Smuggling operations range from the petty – people sneaking in an extra bottle of booze or an extra carton of cigarettes beyond their allowance of one every seven days – to major operations employing trucks and river boats.
“Schengen will do little to change the illegal trade, because the smugglers cooperate with the customs agents, and the same people will be working the border after December 21,” says a man from the Veľké Slemence smuggling community, in a meeting arranged for The Slovak Spectator by a local contact. “The extra controls might catch a few more loads, but the money is so good that it will still be worth their while.”

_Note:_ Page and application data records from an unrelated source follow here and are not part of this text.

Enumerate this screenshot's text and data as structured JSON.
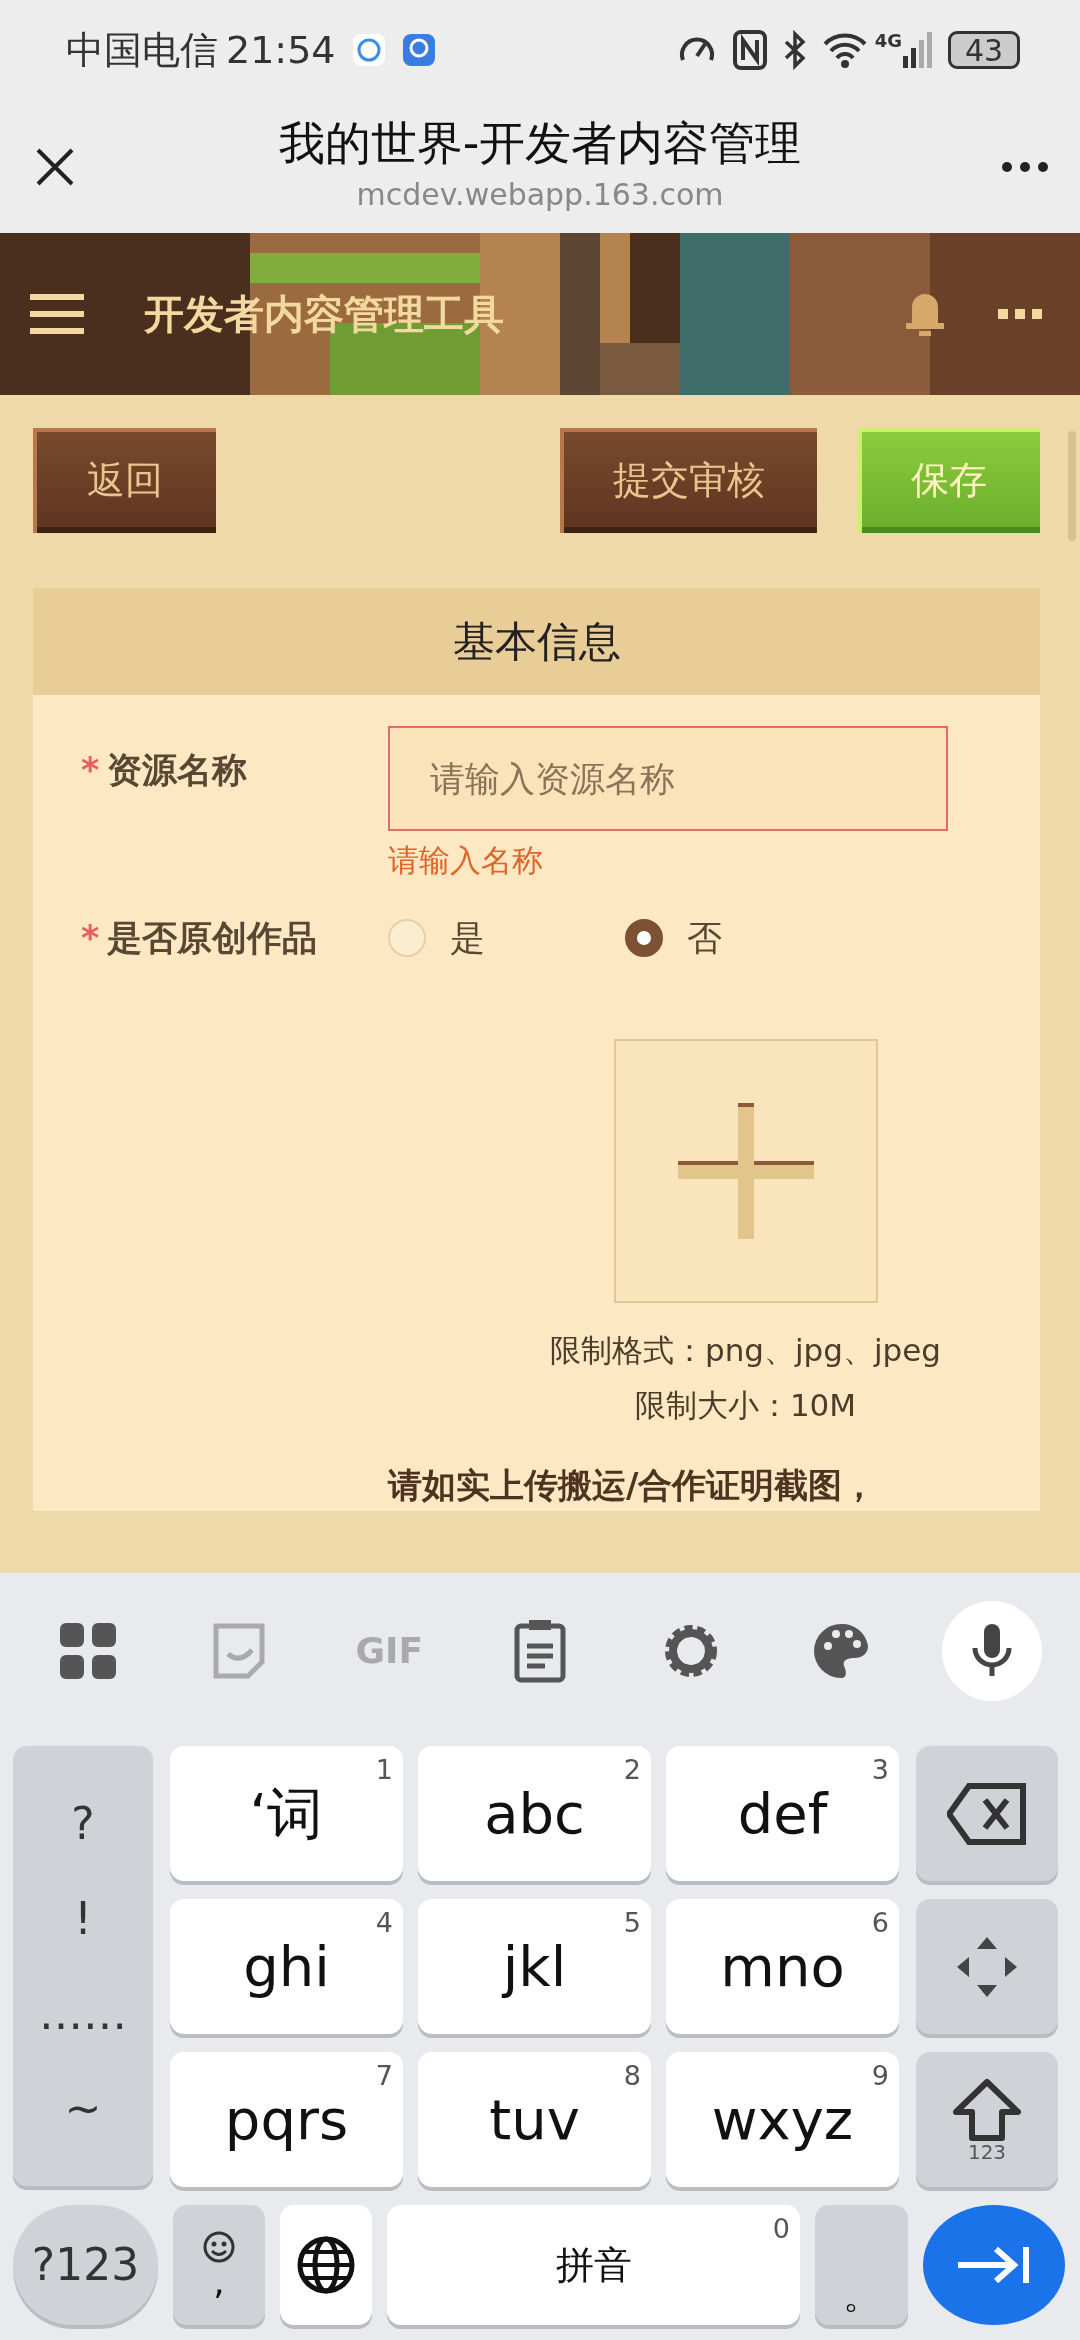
{
  "status_bar": {
    "carrier": "中国电信",
    "time": "21:54",
    "network": "4G",
    "battery": "43"
  },
  "browser": {
    "title": "我的世界-开发者内容管理",
    "url": "mcdev.webapp.163.com"
  },
  "app_header": {
    "title": "开发者内容管理工具"
  },
  "actions": [
    {
      "label": "返回",
      "kind": "default"
    },
    {
      "label": "提交审核",
      "kind": "default"
    },
    {
      "label": "保存",
      "kind": "primary"
    }
  ],
  "section": {
    "title": "基本信息"
  },
  "fields": [
    {
      "kind": "text",
      "required_mark": "*",
      "label": "资源名称",
      "placeholder": "请输入资源名称",
      "error": "请输入名称"
    },
    {
      "kind": "radio",
      "required_mark": "*",
      "label": "是否原创作品",
      "options": [
        {
          "label": "是",
          "selected": false
        },
        {
          "label": "否",
          "selected": true
        }
      ]
    }
  ],
  "upload": {
    "hints": [
      "限制格式：png、jpg、jpeg",
      "限制大小：10M"
    ],
    "notice": "请如实上传搬运/合作证明截图，"
  },
  "keyboard": {
    "toolbar": [
      {
        "kind": "apps"
      },
      {
        "kind": "sticker"
      },
      {
        "kind": "gif",
        "label": "GIF"
      },
      {
        "kind": "clipboard"
      },
      {
        "kind": "settings"
      },
      {
        "kind": "palette"
      },
      {
        "kind": "mic"
      }
    ],
    "symbols": [
      "?",
      "!",
      "……",
      "~"
    ],
    "keys": [
      {
        "label": "‘词",
        "digit": "1"
      },
      {
        "label": "abc",
        "digit": "2"
      },
      {
        "label": "def",
        "digit": "3"
      },
      {
        "label": "ghi",
        "digit": "4"
      },
      {
        "label": "jkl",
        "digit": "5"
      },
      {
        "label": "mno",
        "digit": "6"
      },
      {
        "label": "pqrs",
        "digit": "7"
      },
      {
        "label": "tuv",
        "digit": "8"
      },
      {
        "label": "wxyz",
        "digit": "9"
      }
    ],
    "shift_label": "123",
    "bottom": {
      "mode": "?123",
      "comma": ",",
      "space": "拼音",
      "space_digit": "0",
      "period": "。"
    }
  }
}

Locals in the village report that gas costs Sk19 a litre in Ukraine compared to Sk40 in Slovakia; a carton of cigarettes Sk60 compared to Sk350; and a bottle of vodka Sk60 compared to Sk150. During business hours, there are rarely fewer than 200 people waiting to cross from the Slovak side of Veľké Slemence to the Ukraine side, and according to locals the wait can take up to two hours.
“I go across every week,” says Ľubo Michál, 17, adding with a cheerful grin, “but of course, everything I bring back is for my own consumption.”
According to Mayor Tóth, even those who bring in only legal amounts of cigarettes and alcohol can earn an extra Sk800 to Sk1,000 a month. “Around these parts, that’s not nothing,” he says.
“As long as there is a difference in the prices of these goods in Ukraine compared to Slovakia or the rest of the EU, (smuggling) will certainly continue,” says the shift boss of the border guards at Vyšné Nemecké, who does not provide his name because he says he is not allowed to give interviews.
As for cooperation between the police and the criminals, the shift boss says that some of his colleagues in the past were charged with aiding smuggling, but that internal controls are now strict.
“These inspection units are checking up on us constantly,” he says. “Two years ago, a few guys were fired and had criminal charges pressed against them, but they haven’t been sentenced yet. The customs service also has its black sheep – a few of their guys working this border crossing were also fired and charged.”
In the end, however, Europe may be willing to tolerate a certain amount of cigarette smuggling as long as the border is secure against illegals.
“Europe is concerned mostly with illegal migration and terrorism, and we are definitely seeing much less pressure on the Slovak-Ukraine border since the introduction of Schengen controls,” says Vladimír Benč, a researcher with the Slovak Foreign Policy Association.
“On the other hand, we are seeing a negative trend with cigarette and alcohol smuggling, but this is seen by Europe as more of a local issue, one that costs Slovakia tax money but doesn’t really affect the rest of the continent.”
But even the smuggling trade may take a hit following the introduction of a new law that slashes the amount of cigarettes and alcohol locals can legally import.
Martina Kereková, spokesperson for the Customs Directorate, says that people who live near the border now find it more difficult to supplement their incomes by selling cheap smokes and booze from Ukraine.
“As of January 1, 2008, the Customs Act set new limits on the amount of cigarettes that can be imported by people living in the border zone, which is anywhere within 15 kilometres of the border,” she explains. “These people will be allowed to bring in a maximum of 20 cigarettes per trip, and up to a maximum of 200 cigarettes per calendar month. Everyone else will still be allowed to bring in 200 cigarettes per trip as before.”
“The situation on the border is completely different than it used to be,” says Marek Arpáč, the deputy chief of the Petrovce station, as he revs his ATV before another tour of the rugged frontier.
“I think we’ve pretty much got it under control.”
|*As of December 15,2007, SOURCE: Sobeance border police|